Privatization: to transfer from public or government control or ownership to private enterprise
FLINT, MI — In 2001, the notorious right-wing think tank, Mackinac Center for Public Policy, devoted their quarterly magazine “Michigan Privatization Report” to the city of Detroit. The menu of articles dealt with everything from Detroit’s Emergency system, their DOT (mass transit, bus service), to the mammoth water treatment plant that services multiple counties in lower Michigan. The article was a wish list, extolling the virtues of corporate takeover of these public assets.
In 2011, corporate and financial capital scrambled to pass a new and improved Emergency Manager law laying the basis for a corporate coup d’état. An unelected Emergency Manager was dispatched to municipalities and school districts by the governor. The Emergency Manager is empowered to replace local elected officials, dissolve union contracts and, oh by the way, sell off precious public assets without a vote or say so by the people or their local elected officials.

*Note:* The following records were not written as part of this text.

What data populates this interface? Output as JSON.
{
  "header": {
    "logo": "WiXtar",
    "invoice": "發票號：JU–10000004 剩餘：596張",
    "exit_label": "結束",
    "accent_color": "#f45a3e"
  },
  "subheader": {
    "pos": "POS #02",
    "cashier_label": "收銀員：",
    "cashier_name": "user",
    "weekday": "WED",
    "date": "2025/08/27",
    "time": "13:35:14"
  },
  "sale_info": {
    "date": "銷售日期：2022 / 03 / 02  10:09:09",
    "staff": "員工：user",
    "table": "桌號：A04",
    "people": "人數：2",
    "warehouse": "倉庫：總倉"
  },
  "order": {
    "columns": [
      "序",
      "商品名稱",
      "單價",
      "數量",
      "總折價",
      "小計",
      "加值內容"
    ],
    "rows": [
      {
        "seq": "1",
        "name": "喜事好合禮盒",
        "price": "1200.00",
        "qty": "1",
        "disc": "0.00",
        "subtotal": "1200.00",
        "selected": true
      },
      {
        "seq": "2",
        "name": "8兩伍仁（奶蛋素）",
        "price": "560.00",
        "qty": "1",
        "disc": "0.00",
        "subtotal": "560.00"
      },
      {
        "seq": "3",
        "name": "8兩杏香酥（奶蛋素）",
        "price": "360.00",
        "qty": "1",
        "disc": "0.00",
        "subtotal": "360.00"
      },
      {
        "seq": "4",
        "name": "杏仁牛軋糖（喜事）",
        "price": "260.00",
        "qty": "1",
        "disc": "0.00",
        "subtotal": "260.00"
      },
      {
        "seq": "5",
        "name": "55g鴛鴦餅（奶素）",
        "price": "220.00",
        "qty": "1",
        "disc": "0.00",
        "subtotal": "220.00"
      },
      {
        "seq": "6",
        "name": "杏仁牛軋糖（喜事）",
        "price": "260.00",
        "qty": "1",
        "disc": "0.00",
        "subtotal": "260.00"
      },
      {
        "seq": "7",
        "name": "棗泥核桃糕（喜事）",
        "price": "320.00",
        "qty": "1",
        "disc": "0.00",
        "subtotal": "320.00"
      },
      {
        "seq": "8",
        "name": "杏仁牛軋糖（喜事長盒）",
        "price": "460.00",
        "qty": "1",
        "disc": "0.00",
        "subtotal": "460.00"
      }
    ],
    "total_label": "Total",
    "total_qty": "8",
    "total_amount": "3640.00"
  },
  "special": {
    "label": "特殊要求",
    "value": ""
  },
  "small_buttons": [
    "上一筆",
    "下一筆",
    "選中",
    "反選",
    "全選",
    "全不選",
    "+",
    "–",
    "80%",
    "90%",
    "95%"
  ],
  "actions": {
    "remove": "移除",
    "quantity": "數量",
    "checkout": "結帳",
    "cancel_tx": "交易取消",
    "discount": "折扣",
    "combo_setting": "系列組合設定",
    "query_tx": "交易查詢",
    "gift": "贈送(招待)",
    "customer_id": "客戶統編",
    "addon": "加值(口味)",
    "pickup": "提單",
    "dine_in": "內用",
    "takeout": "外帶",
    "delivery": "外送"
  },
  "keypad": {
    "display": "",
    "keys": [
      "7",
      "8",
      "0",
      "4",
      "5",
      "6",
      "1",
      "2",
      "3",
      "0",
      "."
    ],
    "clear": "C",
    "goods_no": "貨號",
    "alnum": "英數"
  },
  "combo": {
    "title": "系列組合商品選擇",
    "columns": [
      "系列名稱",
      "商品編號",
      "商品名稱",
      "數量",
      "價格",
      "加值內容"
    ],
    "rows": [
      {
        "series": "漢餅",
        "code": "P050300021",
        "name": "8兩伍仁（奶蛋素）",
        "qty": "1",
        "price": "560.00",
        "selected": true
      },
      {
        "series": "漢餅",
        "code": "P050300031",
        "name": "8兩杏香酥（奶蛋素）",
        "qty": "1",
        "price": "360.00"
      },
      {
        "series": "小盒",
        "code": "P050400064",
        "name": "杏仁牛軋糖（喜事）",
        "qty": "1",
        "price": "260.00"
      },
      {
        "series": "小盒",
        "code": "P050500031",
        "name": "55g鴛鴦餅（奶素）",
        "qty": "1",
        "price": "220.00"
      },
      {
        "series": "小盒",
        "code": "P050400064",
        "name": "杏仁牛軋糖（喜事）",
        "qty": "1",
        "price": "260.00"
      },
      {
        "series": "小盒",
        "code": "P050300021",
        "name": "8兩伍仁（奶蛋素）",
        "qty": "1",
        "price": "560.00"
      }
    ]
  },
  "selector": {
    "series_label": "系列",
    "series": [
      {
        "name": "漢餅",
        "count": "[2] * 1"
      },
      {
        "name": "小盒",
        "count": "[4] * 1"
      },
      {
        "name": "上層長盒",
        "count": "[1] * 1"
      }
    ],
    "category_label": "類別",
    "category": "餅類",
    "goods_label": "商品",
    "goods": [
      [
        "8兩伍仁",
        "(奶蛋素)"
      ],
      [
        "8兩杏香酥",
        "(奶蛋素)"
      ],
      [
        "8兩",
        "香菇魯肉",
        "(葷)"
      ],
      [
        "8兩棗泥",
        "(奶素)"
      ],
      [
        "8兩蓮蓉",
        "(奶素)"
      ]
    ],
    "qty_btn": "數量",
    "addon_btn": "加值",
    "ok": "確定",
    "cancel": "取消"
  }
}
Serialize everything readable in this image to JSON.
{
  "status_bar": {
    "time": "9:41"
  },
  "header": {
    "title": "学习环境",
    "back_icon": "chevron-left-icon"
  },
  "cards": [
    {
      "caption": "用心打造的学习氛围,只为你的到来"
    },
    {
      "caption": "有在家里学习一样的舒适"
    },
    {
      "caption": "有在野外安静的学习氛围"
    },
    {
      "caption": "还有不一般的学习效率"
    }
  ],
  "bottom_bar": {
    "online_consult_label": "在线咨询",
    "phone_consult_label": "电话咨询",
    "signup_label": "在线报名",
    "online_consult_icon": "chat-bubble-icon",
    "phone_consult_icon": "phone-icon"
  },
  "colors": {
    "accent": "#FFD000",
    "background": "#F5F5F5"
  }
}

Both Detroit and Flint’s municipal water systems are in the hands of a “Regional Authority” through a lease (Detroit) or outright takeover (Flint). In both cases, Emergency Manager orchestrated the moves. Experts warn that these transfers become easy pickings for outright corporate takeover, not to mention the investment banks and bondholders already hooked in.
Whose Water? Our Water! Reclaim the Commons
In Flint, residents have been experiencing living Hell ever since the Emergency Manager ordered the switch from Detroit as a water source to Flint River water. Numerous health problems include rashes, loss of hair, and severe physical side effects. Chlorine smells and brown water are common occurrences, while we’re told the water is SAFE! Letters from the city warning residents of excessive levels of cancer causing TTHMs in the water advise that “elderly, infants, and those with compromised immune systems should consult their doctor”.
Many residents opted to independently test their water only to find dangerous levels of lead and copper as well. When General Motors cried foul because Flint River water was rusting their parts, they were allowed to return to the Detroit water source. Residents demanded the same option, but were told it was “inconceivable”.
The Flint contaminated water is also the highest rate in the nation! Eight families at Ambassador East Mobile Home Park are still without water after two years. (The landlord lives in another state, and refused to pay the water bill). Most of the residents are disabled and go to a neighboring cemetery to get water—not knowing from day to day when the city will execute evictions of the recently condemned park.
The drive to turn over water—that is life—to corporate is well under way in Michigan, and moving rapidly. The process of fulfilling the dreams of Mackinaw Center for Public Policy clients is accelerated via the Emergency Manager system. To date, 17 municipalities and school districts are under this mire of dictatorship. With local democracy gone—the ability to redress these life threatening grievances are gone. Toxic water and a toxic system are inseparable in this fight.